▸ **Work item**: For each line below, check for "solution"; give only the total of lines where it occurs.

▸ **Records provided**:
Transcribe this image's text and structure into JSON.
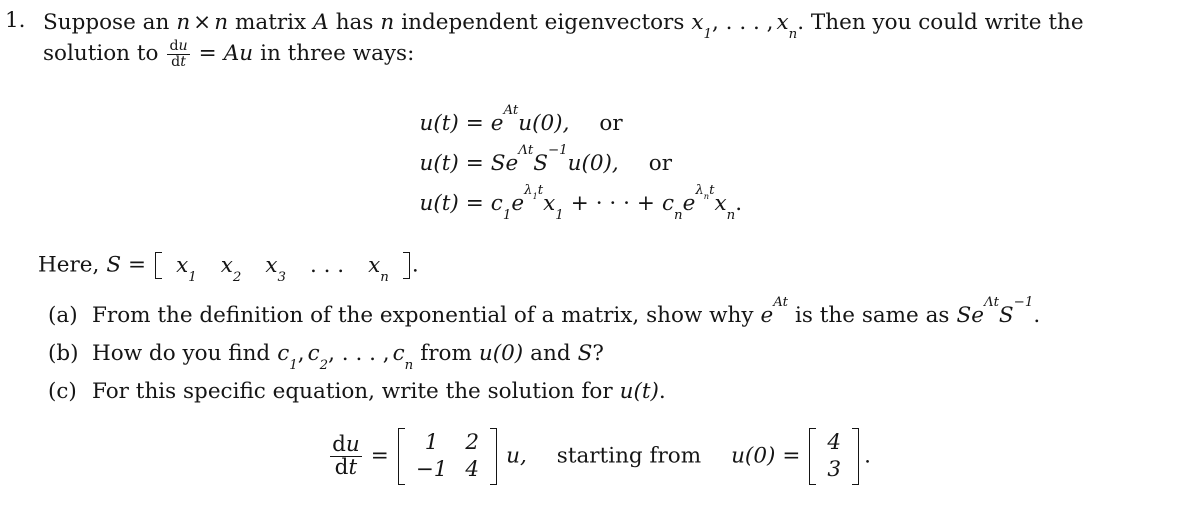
{
  "document": {
    "type": "math-problem-set",
    "background_color": "#ffffff",
    "text_color": "#151515"
  },
  "problem": {
    "number": "1.",
    "statement": {
      "line1_part1": "Suppose an",
      "var_n_a": "n",
      "times": "×",
      "var_n_b": "n",
      "line1_part2": "matrix",
      "var_A": "A",
      "line1_part3": "has",
      "var_n_c": "n",
      "line1_part4": "independent eigenvectors",
      "eigv_x": "x",
      "eigv_sub1": "1",
      "eigv_comma_dots": ", . . . ,",
      "eigv_xn": "x",
      "eigv_subn": "n",
      "line1_part5": ". Then you could write the",
      "line2_part1": "solution to",
      "frac_num": "du",
      "frac_den": "dt",
      "equals": "=",
      "Au": "Au",
      "line2_part2": "in three ways:"
    },
    "equations": [
      {
        "id": "eq1",
        "lhs": "u(t)",
        "rel": "=",
        "rhs_base": "e",
        "rhs_exp": "At",
        "rhs_tail": "u(0),",
        "trailing": "or"
      },
      {
        "id": "eq2",
        "lhs": "u(t)",
        "rel": "=",
        "rhs_S1": "S",
        "rhs_base": "e",
        "rhs_exp": "Λt",
        "rhs_S2": "S",
        "rhs_S2_exp": "−1",
        "rhs_tail": "u(0),",
        "trailing": "or"
      },
      {
        "id": "eq3",
        "lhs": "u(t)",
        "rel": "=",
        "c1": "c",
        "c1_sub": "1",
        "e1": "e",
        "lambda1": "λ",
        "lambda1_sub": "1",
        "t1": "t",
        "x1": "x",
        "x1_sub": "1",
        "plus1": "+",
        "dots": "· · ·",
        "plus2": "+",
        "cn": "c",
        "cn_sub": "n",
        "en": "e",
        "lambdan": "λ",
        "lambdan_sub": "n",
        "tn": "t",
        "xn": "x",
        "xn_sub": "n",
        "period": "."
      }
    ],
    "here_line": {
      "prefix": "Here,",
      "var_S": "S",
      "equals": "=",
      "row_vector": [
        "x₁",
        "x₂",
        "x₃",
        ". . .",
        "xₙ"
      ],
      "row_vector_parts": [
        {
          "base": "x",
          "sub": "1"
        },
        {
          "base": "x",
          "sub": "2"
        },
        {
          "base": "x",
          "sub": "3"
        },
        {
          "base": ". . .",
          "sub": ""
        },
        {
          "base": "x",
          "sub": "n"
        }
      ],
      "period": "."
    },
    "subparts": [
      {
        "label": "(a)",
        "text_1": "From the definition of the exponential of a matrix, show why",
        "math_e": "e",
        "math_e_exp": "At",
        "text_2": "is the same as",
        "math_S1": "S",
        "math_e2": "e",
        "math_e2_exp": "Λt",
        "math_S2": "S",
        "math_S2_exp": "−1",
        "period": "."
      },
      {
        "label": "(b)",
        "text_1": "How do you find",
        "c1": "c",
        "c1_sub": "1",
        "comma1": ",",
        "c2": "c",
        "c2_sub": "2",
        "dots": ", . . . ,",
        "cn": "c",
        "cn_sub": "n",
        "text_2": "from",
        "u0": "u(0)",
        "text_3": "and",
        "S": "S",
        "question": "?"
      },
      {
        "label": "(c)",
        "text_1": "For this specific equation, write the solution for",
        "ut": "u(t)",
        "period": "."
      }
    ],
    "final_equation": {
      "frac_num": "du",
      "frac_den": "dt",
      "equals_1": "=",
      "matrix_A": [
        [
          "1",
          "2"
        ],
        [
          "−1",
          "4"
        ]
      ],
      "var_u": "u,",
      "middle_text": "starting from",
      "u0_label": "u(0)",
      "equals_2": "=",
      "vector_u0": [
        [
          "4"
        ],
        [
          "3"
        ]
      ],
      "period": "."
    }
  }
}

▸ **Result of this exercise**: 2